By Dianne Aprile
Spalding MFA faculty, Creative Nonfiction
I’m a big fan of ambiguous endings. I have no problem with being left in the middle of things in the last scene. In fact, I find pleasure in lingering with a range of possibilities after the final page is turned. I have no quarrel with a novel or memoir that closes with its main character teetering on the brink of change—rather than safely ensconced on the other side of it. Continue reading “NO EXIT: When Endings Disappoint”
By Katy Yocom
Spalding MFA Associate Administrative Director
The Spalding low-residency MFA in Writing program is gearing up for its spring residency, May 26-June 4 in Louisville, Kentucky. The residency features dozens of special events and sessions, acclaimed guest speakers, faculty craft lectures, and a special performance by the nationally acclaimed Louisville Leopard Percussionists.
In addition, the MFA program is pleased to welcome a new faculty member in writing for children and young adults, as well as a special guest workshop leader in poetry.
by Roy Hoffman
Spalding MFA faculty, fiction & creative nonfiction
When you pack your bags for your next trip, whether a few hours from home or as far away, to an American traveler, as Buenos Aires, Rome, or Edinburgh, take along your travel writer’s sensibility. You’ll already have the tools in place—pen and paper, laptop and camera—so making a record of where you go, what you see, eat, and learn, is not a practical but perceptual challenge. Our senses become heightened by the excitement of travel, the allure of different landscapes, languages and foods.

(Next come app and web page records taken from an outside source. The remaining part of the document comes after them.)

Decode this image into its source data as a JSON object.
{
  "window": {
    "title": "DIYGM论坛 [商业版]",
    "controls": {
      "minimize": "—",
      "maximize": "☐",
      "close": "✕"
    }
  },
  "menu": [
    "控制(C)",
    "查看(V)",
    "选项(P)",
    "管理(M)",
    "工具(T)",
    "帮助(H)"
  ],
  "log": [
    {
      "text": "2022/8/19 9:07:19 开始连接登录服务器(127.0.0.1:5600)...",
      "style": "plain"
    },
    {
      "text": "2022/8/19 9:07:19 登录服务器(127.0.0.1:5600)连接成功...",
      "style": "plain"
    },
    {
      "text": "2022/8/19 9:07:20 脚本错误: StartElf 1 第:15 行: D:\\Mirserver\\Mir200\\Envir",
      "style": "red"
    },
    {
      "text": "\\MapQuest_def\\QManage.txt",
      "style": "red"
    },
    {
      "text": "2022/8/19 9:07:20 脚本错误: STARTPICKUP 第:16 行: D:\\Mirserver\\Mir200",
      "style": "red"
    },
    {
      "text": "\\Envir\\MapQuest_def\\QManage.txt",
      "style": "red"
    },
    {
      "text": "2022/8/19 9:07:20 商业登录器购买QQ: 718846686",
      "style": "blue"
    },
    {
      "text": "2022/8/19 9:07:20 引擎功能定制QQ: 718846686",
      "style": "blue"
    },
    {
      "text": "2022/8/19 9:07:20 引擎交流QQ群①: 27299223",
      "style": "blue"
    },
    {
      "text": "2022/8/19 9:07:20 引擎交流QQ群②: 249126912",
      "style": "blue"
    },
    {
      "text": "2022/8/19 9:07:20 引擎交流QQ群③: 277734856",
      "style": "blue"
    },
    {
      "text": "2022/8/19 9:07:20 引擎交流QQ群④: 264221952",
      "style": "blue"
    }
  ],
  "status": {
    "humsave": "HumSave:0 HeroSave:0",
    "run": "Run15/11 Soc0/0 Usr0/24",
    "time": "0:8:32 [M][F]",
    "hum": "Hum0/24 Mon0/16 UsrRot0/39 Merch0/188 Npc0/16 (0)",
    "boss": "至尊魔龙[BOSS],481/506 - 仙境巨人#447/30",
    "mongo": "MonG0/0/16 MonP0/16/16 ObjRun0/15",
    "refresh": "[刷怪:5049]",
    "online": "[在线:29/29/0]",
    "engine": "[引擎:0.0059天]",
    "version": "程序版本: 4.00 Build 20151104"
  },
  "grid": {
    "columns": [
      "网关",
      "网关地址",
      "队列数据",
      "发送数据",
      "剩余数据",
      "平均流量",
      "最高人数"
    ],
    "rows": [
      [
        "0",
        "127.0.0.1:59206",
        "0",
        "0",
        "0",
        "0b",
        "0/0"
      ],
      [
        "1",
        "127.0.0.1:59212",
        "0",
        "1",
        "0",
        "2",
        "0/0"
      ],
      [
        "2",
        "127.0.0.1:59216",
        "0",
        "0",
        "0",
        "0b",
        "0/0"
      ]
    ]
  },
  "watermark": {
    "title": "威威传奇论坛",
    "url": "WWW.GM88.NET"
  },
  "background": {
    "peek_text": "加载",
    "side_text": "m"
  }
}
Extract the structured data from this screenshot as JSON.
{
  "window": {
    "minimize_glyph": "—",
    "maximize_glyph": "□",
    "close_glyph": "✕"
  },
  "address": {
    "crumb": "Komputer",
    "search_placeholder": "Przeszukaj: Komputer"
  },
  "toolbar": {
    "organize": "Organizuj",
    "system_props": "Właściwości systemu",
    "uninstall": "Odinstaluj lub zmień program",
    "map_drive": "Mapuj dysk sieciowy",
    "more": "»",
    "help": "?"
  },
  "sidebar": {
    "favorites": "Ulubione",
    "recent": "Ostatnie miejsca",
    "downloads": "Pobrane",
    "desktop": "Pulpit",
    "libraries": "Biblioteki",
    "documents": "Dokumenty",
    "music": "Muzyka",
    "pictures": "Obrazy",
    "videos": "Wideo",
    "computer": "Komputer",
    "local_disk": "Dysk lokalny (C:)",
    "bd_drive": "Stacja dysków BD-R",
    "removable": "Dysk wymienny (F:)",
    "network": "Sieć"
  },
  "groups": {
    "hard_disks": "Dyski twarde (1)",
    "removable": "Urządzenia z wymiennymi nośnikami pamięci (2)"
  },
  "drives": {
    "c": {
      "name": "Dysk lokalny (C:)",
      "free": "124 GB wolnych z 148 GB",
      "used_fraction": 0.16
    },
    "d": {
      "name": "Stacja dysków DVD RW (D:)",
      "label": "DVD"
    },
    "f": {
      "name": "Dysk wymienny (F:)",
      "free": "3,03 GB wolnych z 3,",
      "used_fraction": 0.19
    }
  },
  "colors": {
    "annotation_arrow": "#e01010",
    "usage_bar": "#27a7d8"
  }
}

As writers we note it all in colorful detail in our journals and e-mails home. But how can we shape this material into articles or personal essays for a larger audience? Here are some tips—and questions—to keep in mind. Continue reading “REFLECTIONS ON TRAVEL WRITING”
by Gabriel Jason Dean
Spalding MFA faculty, Screenwriting
Spalding Screenwriting student, Cassie Brower, is currently the Director of Original Programming at Disney Junior in Los Angeles. Cassie has overseen the hit shows Sofia the First, The Lion Guard, Jake and the Never Land Pirates, Mickey and the Roadster Racers, Sheriff Callie’s Wild West, as well as several short series. I had the pleasure of working with Cassie as her mentor during her first semester at Spalding. We inevitably discussed time-management and daily practice during our time together. And since those are topics I’m asked about by almost all the Spalding students I mentor, I reckoned a blog post was in order. But rather than just espousing what works for me, I thought it might also be beneficial to hear from Cassie, arguably one of Spalding’s busiest students. Continue reading “TAPPING INTO THE “FOREVER EMPTY”: A Conversation between Mentor & Mentee”